Normally Thursdays 11:10-12:00 and Fridays 14:10-15:00.
Sometimes we will swap slots with INF1-FP.
Note that the Lecture videos do not capture use of the blackboard.
Tutorials: These start in week 3 and take place each week until the end of semester, including week 10. If you are ill or otherwise unable to attend one week then email your tutor, and if possible attend another tutorial group in the same week.
If you wish to move to a different tutorial group, please ask the ITO through their online contact form and explain your constraints. Or visit them on level 4 of Appleton Tower.
Students are expected to prepare for each tutorial, which includes completing the tutorial exercises and the reading.
You must attempt the work before the tutorial and bring with you a copy of the work you have done. Tutorials are mandatory, and the only way to learn is to do the work before the tutorial, not at the tutorial. Students who have not done the work in advance will be sent away.
Week 8: Notes on Inference and Deduction
Week 7: you should by now find chapters 4&5 of Computational Logic by Genesereth easy going.
Week 5: To refresh your understanding of basic boolean algebra, logic gates, circuits and switches, I recommend the Boolean Algebra chapter of the Discrete Mathematics book from the Centre for Innovation in Mathematics Teaching at Plymouth University. If you like the style you may find more of their material useful in various parts of INF1.
Week 4: you should by now find chapters 1-3 of Computational Logic by Genesereth easy going. Read them to check your understanding of the basics of Propositional Logic.
Week 3: read pages 642-648 of Chapter 12 of the Aho and Ullman book.
You should do the takehome exercise and submit it (on paper) to the Informatics Teaching Organisation office on Level 4 of Appleton Tower by noon on Friday 14th of November.
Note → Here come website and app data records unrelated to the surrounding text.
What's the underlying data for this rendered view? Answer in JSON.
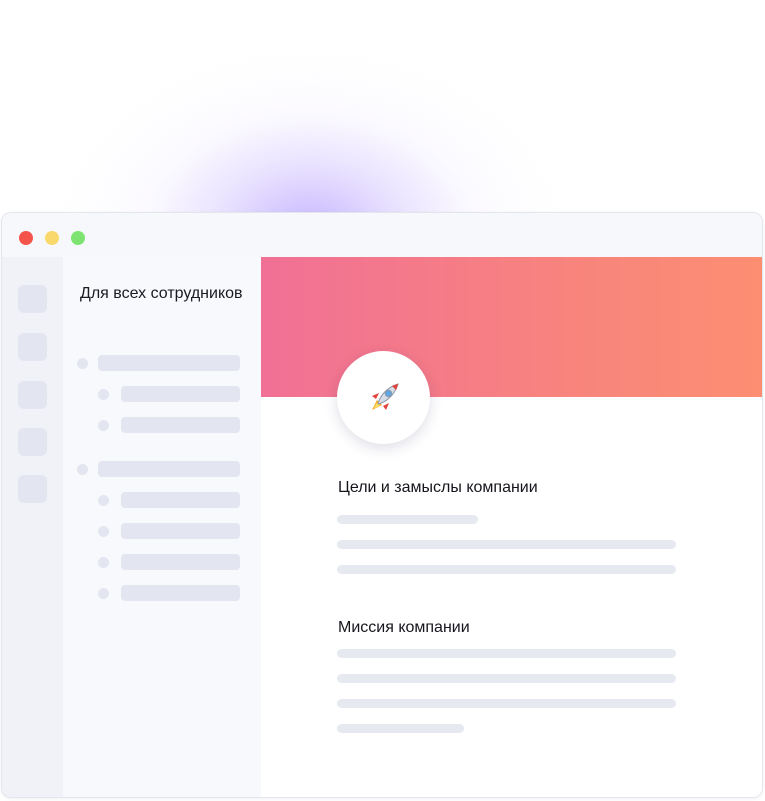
{
  "window": {
    "controls": [
      "close",
      "minimize",
      "maximize"
    ],
    "colors": {
      "close": "#f4544a",
      "minimize": "#f9d86c",
      "maximize": "#7ee471"
    }
  },
  "rail": {
    "items": [
      "placeholder",
      "placeholder",
      "placeholder",
      "placeholder",
      "placeholder"
    ]
  },
  "sidebar": {
    "title": "Для всех сотрудников",
    "groups": [
      {
        "children": 2
      },
      {
        "children": 4
      }
    ]
  },
  "page": {
    "banner_gradient": [
      "#f17096",
      "#fd8e72"
    ],
    "icon": "rocket-icon",
    "sections": [
      {
        "heading": "Цели и замыслы компании"
      },
      {
        "heading": "Миссия компании"
      }
    ]
  }
}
The aim of this exercise is to give you practice at tackling exam-style questions.
Class notes from Lecture on 27-11 are now online.
ANSWERS to Q3 and Q4 are now online.
You should play with the Turing Machine used as a Google Doodle on 23 June 2012 (the 100th anniversary of Turing's birth). The challenge is to design a machine that will recognise the language that includes all strings of the form 0n1n.
The goal of this course is to introduce you to computational thinking — using computational models to describe and reason about systems, including systems that change through time. We focus on finite-state systems and propositional logic.
Finite state machines provide a simple model of computation that is widely used, has an interesting meta-theory and has immediate application in a range of situations. They provide an essential underpinning for your future study of more general computational models, across the whole of Informatics.
Propositional logic, is used to describe and reason about finite state systems. It provides a basis for later study of more general logics used to specify and reason about Informatic systems.
The philosophers have only interpreted the world, in various ways; the point is to change it.
Much of the material we will cover will only be presented in lectures. Copies of the slides, annotated with brief notes, will be available. The slides may be modified and expanded to clarify questions raised during the lecture, so they will normally be published a few days after each lecture.
The brief notes I provide should be supplemented with notes taken by you during the lecture. If you are unable to attend a lecture, you should try to go through the slides with someone who did. Don't be shy about asking someone to do this---explaining things to you will probably help them at least as much as it helps you.
The first 5 chapters of Genesereth, Computational Logic, 2012, provide a good summary of much of the basic technical material on propositional logic covered in this course.
Another reference is Foundations of Computer Science by Aho and Ullman. This book has been taken out of print by W. H. Freeman. You may be lucky and find a used copy, e.g. on Amazon, but it is freely available for download on the web :-)
As a secondary reference, I suggest you purchase Kozen's Automata and Computability. Kozen will provide useful further reading for some of the material in the second half of the course. Although at most the first 50 pages or so are relevant for this course, this book is also used in Inf2.
Informatics Forum, 10 Crichton Street, Edinburgh, EH8 9AB, Scotland, UK
Tel: +44 131 651 5661, Fax: +44 131 651 1426, E-mail: email@example.com
Please contact our webadmin with any comments or corrections. Logging and Cookies
Unless explicitly stated otherwise, all material is copyright © The University of Edinburgh